■ Extracted records:
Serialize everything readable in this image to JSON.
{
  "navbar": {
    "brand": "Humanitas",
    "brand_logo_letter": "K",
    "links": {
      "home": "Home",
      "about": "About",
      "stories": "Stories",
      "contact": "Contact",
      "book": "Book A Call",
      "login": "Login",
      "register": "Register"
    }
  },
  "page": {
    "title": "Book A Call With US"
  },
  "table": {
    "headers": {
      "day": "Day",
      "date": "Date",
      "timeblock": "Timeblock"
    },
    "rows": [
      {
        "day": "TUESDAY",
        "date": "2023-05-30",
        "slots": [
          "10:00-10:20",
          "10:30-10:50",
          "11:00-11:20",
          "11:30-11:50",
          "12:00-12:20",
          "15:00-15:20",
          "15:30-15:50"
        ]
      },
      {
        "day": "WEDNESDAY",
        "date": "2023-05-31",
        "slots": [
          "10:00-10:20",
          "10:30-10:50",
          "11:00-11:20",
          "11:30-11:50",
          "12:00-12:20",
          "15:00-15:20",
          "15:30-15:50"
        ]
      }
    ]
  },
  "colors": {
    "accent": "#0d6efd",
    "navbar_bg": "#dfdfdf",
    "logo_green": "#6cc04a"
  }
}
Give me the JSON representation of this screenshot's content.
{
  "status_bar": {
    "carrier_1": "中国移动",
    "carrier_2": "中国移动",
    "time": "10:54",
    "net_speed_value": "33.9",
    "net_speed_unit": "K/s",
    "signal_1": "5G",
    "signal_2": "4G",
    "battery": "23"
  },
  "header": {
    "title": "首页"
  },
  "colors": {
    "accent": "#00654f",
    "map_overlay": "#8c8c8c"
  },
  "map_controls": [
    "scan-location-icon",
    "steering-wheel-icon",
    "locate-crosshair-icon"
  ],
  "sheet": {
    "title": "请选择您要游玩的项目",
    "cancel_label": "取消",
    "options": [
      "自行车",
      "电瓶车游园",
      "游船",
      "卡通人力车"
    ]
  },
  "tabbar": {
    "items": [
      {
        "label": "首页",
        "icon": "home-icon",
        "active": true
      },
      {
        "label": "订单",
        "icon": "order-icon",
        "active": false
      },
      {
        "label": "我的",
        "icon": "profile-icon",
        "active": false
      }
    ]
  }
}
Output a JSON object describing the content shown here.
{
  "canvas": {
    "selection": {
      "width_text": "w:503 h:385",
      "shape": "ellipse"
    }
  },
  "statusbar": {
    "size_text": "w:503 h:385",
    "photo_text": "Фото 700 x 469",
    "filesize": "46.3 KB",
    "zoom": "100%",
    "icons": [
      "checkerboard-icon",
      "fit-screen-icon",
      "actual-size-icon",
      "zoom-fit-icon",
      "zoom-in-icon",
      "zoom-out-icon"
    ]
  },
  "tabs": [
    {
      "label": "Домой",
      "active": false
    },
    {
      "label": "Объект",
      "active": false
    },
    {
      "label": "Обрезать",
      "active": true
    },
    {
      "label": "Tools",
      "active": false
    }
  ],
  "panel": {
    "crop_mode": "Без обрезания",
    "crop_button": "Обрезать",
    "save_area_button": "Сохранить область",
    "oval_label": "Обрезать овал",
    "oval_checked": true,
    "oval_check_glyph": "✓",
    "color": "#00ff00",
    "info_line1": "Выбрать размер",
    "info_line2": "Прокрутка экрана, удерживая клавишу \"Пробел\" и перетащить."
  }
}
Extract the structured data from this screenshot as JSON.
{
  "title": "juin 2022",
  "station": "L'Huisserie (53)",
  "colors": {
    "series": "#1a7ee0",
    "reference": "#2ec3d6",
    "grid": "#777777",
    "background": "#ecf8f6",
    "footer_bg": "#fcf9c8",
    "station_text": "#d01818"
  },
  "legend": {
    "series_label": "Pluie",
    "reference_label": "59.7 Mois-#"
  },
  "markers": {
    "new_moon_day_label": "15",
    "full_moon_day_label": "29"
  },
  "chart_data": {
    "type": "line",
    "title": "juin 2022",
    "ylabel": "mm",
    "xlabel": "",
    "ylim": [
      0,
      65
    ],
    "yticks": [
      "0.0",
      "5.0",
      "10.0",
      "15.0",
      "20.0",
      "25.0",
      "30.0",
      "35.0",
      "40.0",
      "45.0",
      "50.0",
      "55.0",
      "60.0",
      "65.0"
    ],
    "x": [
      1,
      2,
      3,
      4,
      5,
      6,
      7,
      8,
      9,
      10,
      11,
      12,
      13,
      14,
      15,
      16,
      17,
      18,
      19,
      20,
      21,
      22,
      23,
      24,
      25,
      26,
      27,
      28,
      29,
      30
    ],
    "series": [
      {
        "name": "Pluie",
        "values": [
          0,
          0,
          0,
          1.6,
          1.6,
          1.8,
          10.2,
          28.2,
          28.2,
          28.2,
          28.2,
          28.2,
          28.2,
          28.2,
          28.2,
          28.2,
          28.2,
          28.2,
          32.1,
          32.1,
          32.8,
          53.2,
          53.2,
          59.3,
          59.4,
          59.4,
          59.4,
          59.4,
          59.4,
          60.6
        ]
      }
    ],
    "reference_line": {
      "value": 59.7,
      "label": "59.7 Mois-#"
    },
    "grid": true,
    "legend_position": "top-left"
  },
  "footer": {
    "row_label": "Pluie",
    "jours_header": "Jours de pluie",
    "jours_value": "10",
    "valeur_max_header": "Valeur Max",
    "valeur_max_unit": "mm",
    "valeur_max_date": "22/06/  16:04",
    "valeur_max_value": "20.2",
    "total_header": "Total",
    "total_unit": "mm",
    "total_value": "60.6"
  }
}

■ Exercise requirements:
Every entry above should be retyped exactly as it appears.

■ Answer to this task:
Serialize everything readable in this image to JSON.
{
  "navbar": {
    "brand": "Humanitas",
    "brand_logo_letter": "K",
    "links": {
      "home": "Home",
      "about": "About",
      "stories": "Stories",
      "contact": "Contact",
      "book": "Book A Call",
      "login": "Login",
      "register": "Register"
    }
  },
  "page": {
    "title": "Book A Call With US"
  },
  "table": {
    "headers": {
      "day": "Day",
      "date": "Date",
      "timeblock": "Timeblock"
    },
    "rows": [
      {
        "day": "TUESDAY",
        "date": "2023-05-30",
        "slots": [
          "10:00-10:20",
          "10:30-10:50",
          "11:00-11:20",
          "11:30-11:50",
          "12:00-12:20",
          "15:00-15:20",
          "15:30-15:50"
        ]
      },
      {
        "day": "WEDNESDAY",
        "date": "2023-05-31",
        "slots": [
          "10:00-10:20",
          "10:30-10:50",
          "11:00-11:20",
          "11:30-11:50",
          "12:00-12:20",
          "15:00-15:20",
          "15:30-15:50"
        ]
      }
    ]
  },
  "colors": {
    "accent": "#0d6efd",
    "navbar_bg": "#dfdfdf",
    "logo_green": "#6cc04a"
  }
}
Give me the JSON representation of this screenshot's content.
{
  "status_bar": {
    "carrier_1": "中国移动",
    "carrier_2": "中国移动",
    "time": "10:54",
    "net_speed_value": "33.9",
    "net_speed_unit": "K/s",
    "signal_1": "5G",
    "signal_2": "4G",
    "battery": "23"
  },
  "header": {
    "title": "首页"
  },
  "colors": {
    "accent": "#00654f",
    "map_overlay": "#8c8c8c"
  },
  "map_controls": [
    "scan-location-icon",
    "steering-wheel-icon",
    "locate-crosshair-icon"
  ],
  "sheet": {
    "title": "请选择您要游玩的项目",
    "cancel_label": "取消",
    "options": [
      "自行车",
      "电瓶车游园",
      "游船",
      "卡通人力车"
    ]
  },
  "tabbar": {
    "items": [
      {
        "label": "首页",
        "icon": "home-icon",
        "active": true
      },
      {
        "label": "订单",
        "icon": "order-icon",
        "active": false
      },
      {
        "label": "我的",
        "icon": "profile-icon",
        "active": false
      }
    ]
  }
}
Output a JSON object describing the content shown here.
{
  "canvas": {
    "selection": {
      "width_text": "w:503 h:385",
      "shape": "ellipse"
    }
  },
  "statusbar": {
    "size_text": "w:503 h:385",
    "photo_text": "Фото 700 x 469",
    "filesize": "46.3 KB",
    "zoom": "100%",
    "icons": [
      "checkerboard-icon",
      "fit-screen-icon",
      "actual-size-icon",
      "zoom-fit-icon",
      "zoom-in-icon",
      "zoom-out-icon"
    ]
  },
  "tabs": [
    {
      "label": "Домой",
      "active": false
    },
    {
      "label": "Объект",
      "active": false
    },
    {
      "label": "Обрезать",
      "active": true
    },
    {
      "label": "Tools",
      "active": false
    }
  ],
  "panel": {
    "crop_mode": "Без обрезания",
    "crop_button": "Обрезать",
    "save_area_button": "Сохранить область",
    "oval_label": "Обрезать овал",
    "oval_checked": true,
    "oval_check_glyph": "✓",
    "color": "#00ff00",
    "info_line1": "Выбрать размер",
    "info_line2": "Прокрутка экрана, удерживая клавишу \"Пробел\" и перетащить."
  }
}
Extract the structured data from this screenshot as JSON.
{
  "title": "juin 2022",
  "station": "L'Huisserie (53)",
  "colors": {
    "series": "#1a7ee0",
    "reference": "#2ec3d6",
    "grid": "#777777",
    "background": "#ecf8f6",
    "footer_bg": "#fcf9c8",
    "station_text": "#d01818"
  },
  "legend": {
    "series_label": "Pluie",
    "reference_label": "59.7 Mois-#"
  },
  "markers": {
    "new_moon_day_label": "15",
    "full_moon_day_label": "29"
  },
  "chart_data": {
    "type": "line",
    "title": "juin 2022",
    "ylabel": "mm",
    "xlabel": "",
    "ylim": [
      0,
      65
    ],
    "yticks": [
      "0.0",
      "5.0",
      "10.0",
      "15.0",
      "20.0",
      "25.0",
      "30.0",
      "35.0",
      "40.0",
      "45.0",
      "50.0",
      "55.0",
      "60.0",
      "65.0"
    ],
    "x": [
      1,
      2,
      3,
      4,
      5,
      6,
      7,
      8,
      9,
      10,
      11,
      12,
      13,
      14,
      15,
      16,
      17,
      18,
      19,
      20,
      21,
      22,
      23,
      24,
      25,
      26,
      27,
      28,
      29,
      30
    ],
    "series": [
      {
        "name": "Pluie",
        "values": [
          0,
          0,
          0,
          1.6,
          1.6,
          1.8,
          10.2,
          28.2,
          28.2,
          28.2,
          28.2,
          28.2,
          28.2,
          28.2,
          28.2,
          28.2,
          28.2,
          28.2,
          32.1,
          32.1,
          32.8,
          53.2,
          53.2,
          59.3,
          59.4,
          59.4,
          59.4,
          59.4,
          59.4,
          60.6
        ]
      }
    ],
    "reference_line": {
      "value": 59.7,
      "label": "59.7 Mois-#"
    },
    "grid": true,
    "legend_position": "top-left"
  },
  "footer": {
    "row_label": "Pluie",
    "jours_header": "Jours de pluie",
    "jours_value": "10",
    "valeur_max_header": "Valeur Max",
    "valeur_max_unit": "mm",
    "valeur_max_date": "22/06/  16:04",
    "valeur_max_value": "20.2",
    "total_header": "Total",
    "total_unit": "mm",
    "total_value": "60.6"
  }
}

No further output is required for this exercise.